◆ TASK INSTRUCTIONS: Sort through the entries below and pull out lines containing the word "this".

◆ DATA EXTRACTS:

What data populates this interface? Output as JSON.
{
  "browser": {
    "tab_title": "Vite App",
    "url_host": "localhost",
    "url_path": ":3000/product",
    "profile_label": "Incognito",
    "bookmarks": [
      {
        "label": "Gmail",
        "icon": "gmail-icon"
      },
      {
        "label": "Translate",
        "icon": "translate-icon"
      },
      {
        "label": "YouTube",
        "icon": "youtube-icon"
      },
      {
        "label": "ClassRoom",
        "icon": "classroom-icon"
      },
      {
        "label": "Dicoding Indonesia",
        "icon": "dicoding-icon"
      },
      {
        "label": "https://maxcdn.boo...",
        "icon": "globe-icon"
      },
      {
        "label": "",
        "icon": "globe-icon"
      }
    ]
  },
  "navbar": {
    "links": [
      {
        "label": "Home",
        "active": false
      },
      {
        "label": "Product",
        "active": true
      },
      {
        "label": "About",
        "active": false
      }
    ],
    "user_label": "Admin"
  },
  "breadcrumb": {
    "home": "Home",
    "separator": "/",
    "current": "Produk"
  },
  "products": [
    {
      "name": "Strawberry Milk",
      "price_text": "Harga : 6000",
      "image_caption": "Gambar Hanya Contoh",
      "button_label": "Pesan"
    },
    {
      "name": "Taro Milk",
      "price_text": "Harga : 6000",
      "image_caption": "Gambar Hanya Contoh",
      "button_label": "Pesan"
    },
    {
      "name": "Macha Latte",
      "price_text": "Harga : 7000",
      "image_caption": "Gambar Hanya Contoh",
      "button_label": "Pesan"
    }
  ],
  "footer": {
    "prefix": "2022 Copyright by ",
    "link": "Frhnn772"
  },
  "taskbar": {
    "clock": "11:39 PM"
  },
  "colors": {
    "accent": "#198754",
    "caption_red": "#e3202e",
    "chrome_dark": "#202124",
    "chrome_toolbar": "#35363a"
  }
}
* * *
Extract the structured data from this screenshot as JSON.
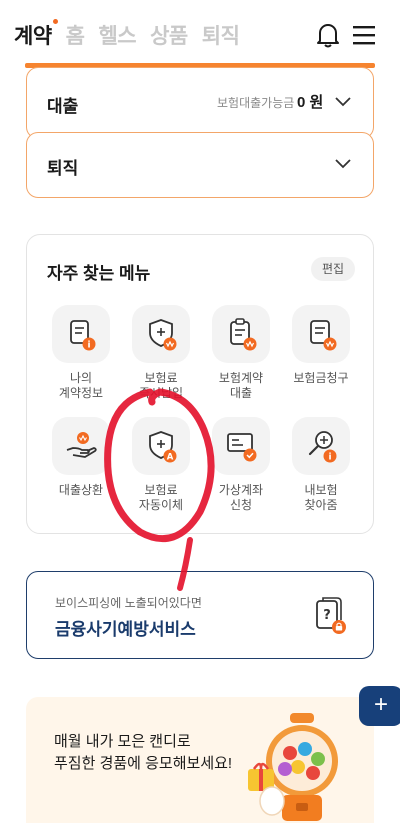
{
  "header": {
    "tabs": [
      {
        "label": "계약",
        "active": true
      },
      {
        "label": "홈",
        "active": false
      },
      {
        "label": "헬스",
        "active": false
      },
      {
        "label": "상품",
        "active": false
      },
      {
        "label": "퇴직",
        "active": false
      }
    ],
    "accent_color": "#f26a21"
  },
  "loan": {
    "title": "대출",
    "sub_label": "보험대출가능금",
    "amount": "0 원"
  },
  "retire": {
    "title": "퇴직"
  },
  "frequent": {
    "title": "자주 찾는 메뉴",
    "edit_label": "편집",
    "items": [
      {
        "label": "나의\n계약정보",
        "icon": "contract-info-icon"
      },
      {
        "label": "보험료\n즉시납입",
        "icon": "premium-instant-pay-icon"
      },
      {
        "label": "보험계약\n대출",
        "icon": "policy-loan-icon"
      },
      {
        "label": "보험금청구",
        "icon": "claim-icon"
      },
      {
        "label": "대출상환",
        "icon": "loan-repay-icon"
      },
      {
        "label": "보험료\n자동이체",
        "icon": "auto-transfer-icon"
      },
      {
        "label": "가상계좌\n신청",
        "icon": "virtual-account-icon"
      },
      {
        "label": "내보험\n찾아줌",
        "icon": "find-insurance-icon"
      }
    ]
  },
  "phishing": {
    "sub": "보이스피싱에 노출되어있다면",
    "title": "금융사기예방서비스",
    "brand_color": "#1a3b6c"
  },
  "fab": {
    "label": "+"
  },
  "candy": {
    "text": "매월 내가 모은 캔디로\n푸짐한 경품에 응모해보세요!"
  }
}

◆ EXERCISE RESULT:
What data populates this interface? Output as JSON.
Extract the structured data from this screenshot as JSON.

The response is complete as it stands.